Hedge Help: How can you ask Neighbors to Contribute to Yard Work?

Q: Recently, our next-door neighbors, were evicted from their home. The house now sits vacant, with weeds, tall grass, and newspapers in the driveway. My husband has gone over a few times and mowed the grass (front and back) and I have been picking up the papers. Is there a nice way to ask the neighbors on the other side of the vacant house to help us keep the property up until someone else moves in?

A: Sure. Invite them over for a cup of coffee and ask them if they are as distressed about the condition of the house as you are,  and if so, if they would be willing to lend a hand keeping it presentable until it is occupied again. The worst they can say is no, but it’s worth a try, and it’s also a nice chance to get to know them a little better.

Tired Third Wheel: How can you Handle Being Left out of a Friendship?

Q: I introduced two good friends of mine who didn’t previously know each other one night. One friend is a person I confide in and the other is a person I don’t trust but who always has idle time like myself so we often hang out. They exchanged phone numbers and have become friends. They are leaving me out of their friendship and my friendship with both has suffered. I’m hurt and feel selfish but I wish I could have the strength and security of both friendships again.’

A: It is always so hard when this happens and there is little you can do about it except make a point of keeping in touch and planning a get-together with one or the other, periodically, probably not both since your instinct that they are leaving you out wouldn’t make a threesome comfortable. It is not selfish at all to be hurt when something like this happens, but it is good to be as proactive as you feel comfortable being to maintain the friendships you once enjoyed. Be sure not to talk about the other when with one of them, especially since you don’t particularly trust the second friend and wouldn’t be sure what he would say or not say to your other friend.

Intrusive Inquiries: How can you Escape Personal Questions?

Q: I am graduating from college and just got my first job. I am very excited about it, but whenever I tell anyone, the first thing they ask is If you don’t mind me asking, how much are they paying you? I don’t feel comfortable answering that question. How do I get out of the situation politely? Thank you.’

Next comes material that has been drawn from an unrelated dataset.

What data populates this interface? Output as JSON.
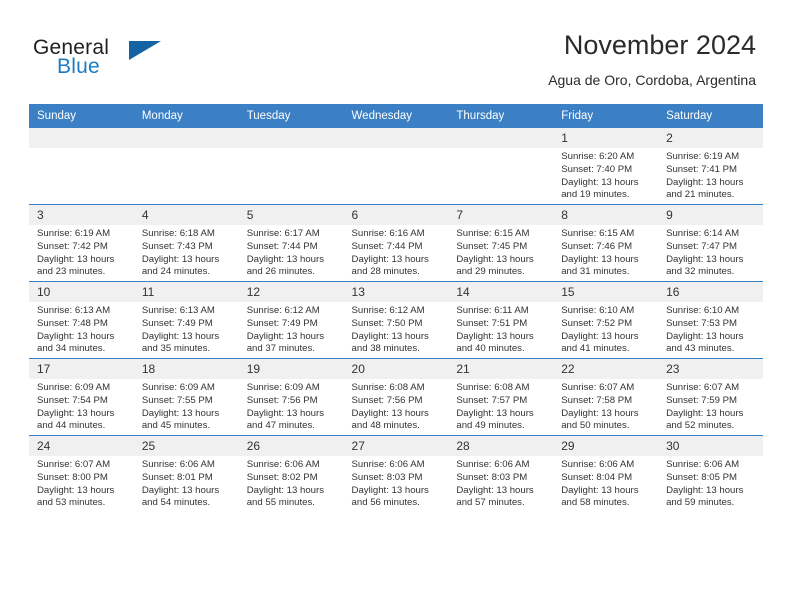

A: Ask them right back, “Gosh! Why do you ask?  I’m just so excited to be starting this great job. . .” and then go on and say something else about the job. It is only the most persistent person who will go back to the original question. If that happens, reply honestly, “Oh, I’m sorry, but I never talk about salaries and money.” and leave it at that, changing the subject so there is not an awkward silence.

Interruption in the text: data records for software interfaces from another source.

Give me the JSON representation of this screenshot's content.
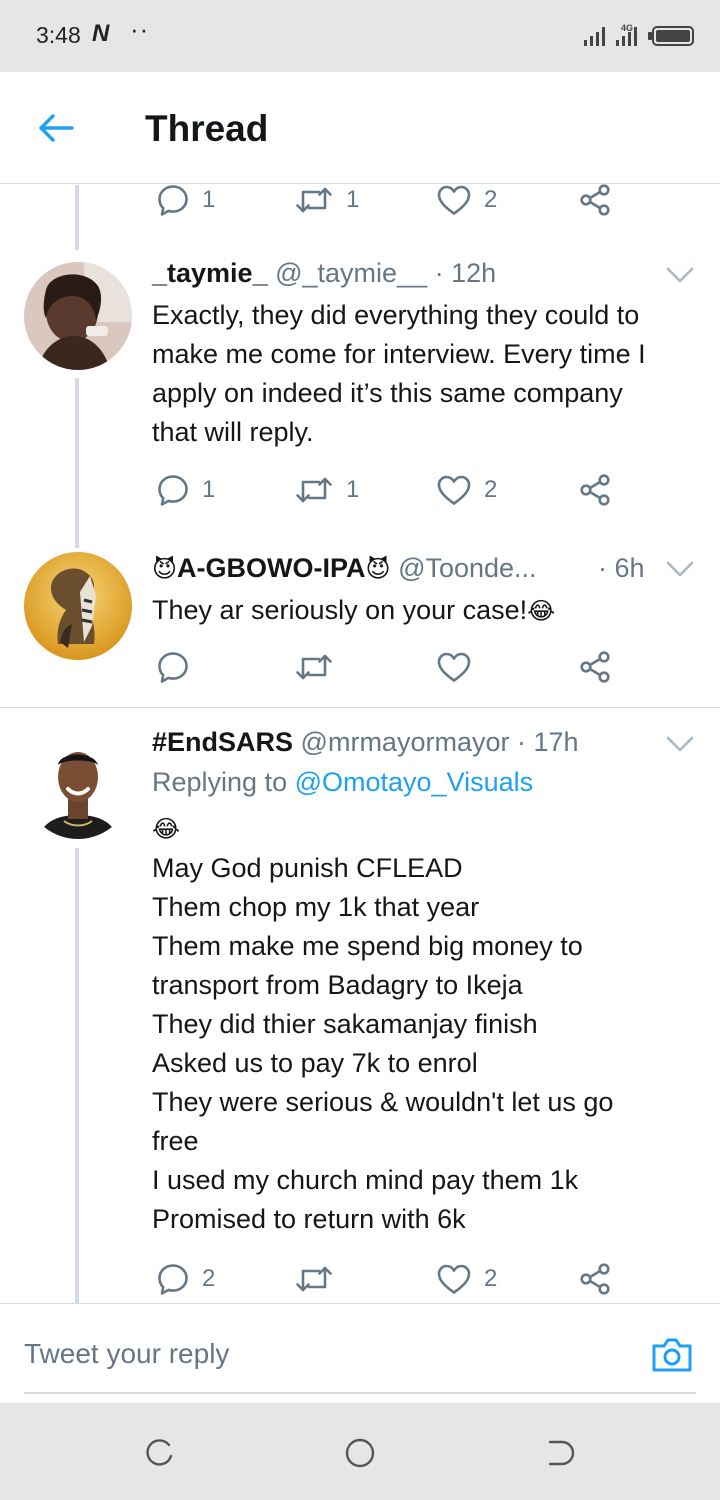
{
  "status_bar": {
    "time": "3:48",
    "carrier_glyph": "N",
    "dots": "··",
    "network": "4G"
  },
  "header": {
    "title": "Thread",
    "back_icon": "arrow-left-icon"
  },
  "prev_actions": {
    "replies": "1",
    "retweets": "1",
    "likes": "2"
  },
  "tweets": [
    {
      "name": "_taymie_",
      "handle": "@_taymie__",
      "time": "· 12h",
      "lines": [
        "Exactly, they did everything they could to",
        "make me come for interview. Every time I",
        "apply on indeed it’s this same company",
        "that will reply."
      ],
      "replies": "1",
      "retweets": "1",
      "likes": "2"
    },
    {
      "name_prefix_emoji": "😈",
      "name": "A-GBOWO-IPA",
      "name_suffix_emoji": "😈",
      "handle": "@Toonde...",
      "time": "· 6h",
      "text": "They ar seriously on your case!",
      "text_emoji": "😂",
      "replies": "",
      "retweets": "",
      "likes": ""
    },
    {
      "name": "#EndSARS",
      "handle": "@mrmayormayor",
      "time": "· 17h",
      "replying_label": "Replying to",
      "replying_to": "@Omotayo_Visuals",
      "emoji_line": "😂",
      "lines": [
        "May God punish CFLEAD",
        "Them chop my 1k that year",
        "Them make me spend big money to",
        "transport from Badagry to Ikeja",
        "They did thier sakamanjay finish",
        "Asked us to pay 7k to enrol",
        "They were serious & wouldn't let us go",
        "free",
        "I used my church mind pay them 1k",
        "Promised to return with 6k"
      ],
      "replies": "2",
      "retweets": "",
      "likes": "2"
    }
  ],
  "composer": {
    "placeholder": "Tweet your reply",
    "camera_icon": "camera-icon"
  },
  "nav": {
    "recents": "recents-icon",
    "home": "home-icon",
    "back": "back-icon"
  },
  "colors": {
    "accent": "#1da1f2",
    "muted": "#657786",
    "text": "#14171a",
    "divider": "#d6dbe0"
  }
}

Lending vs. Loaning: How do I Kindly Collect Money from a Friend?

Q: Recently I went on an overseas trip with a long time friend. She said that she could not afford to pay half of the hotel room we were sharing. I agreed to pay the entire amount myself. I also paid a rather large taxi expense. In addition, she only reimbursed me for part of her airline ticket; which I put on my credit card. The strange thing was, she bought a large amount of souvenirs; some were quite expensive. Am I wrong to feel upset about this? Any advice?

A: No, you are not wrong to feel upset about this. You offered to pay the hotel room; the taxi expense may have been a choice as well. But nowhere do you say you agreed to pay part of her airfare, too. It is fine to call her and say you were going over your bills and found she still owes you $X for her airline ticket. You can ask her if she wants a copy of the bill for her records. You needn’t bring up the souvenir shopping or other expenditures – just keep it upbeat and friendly and a reminder that she has an outstanding debt.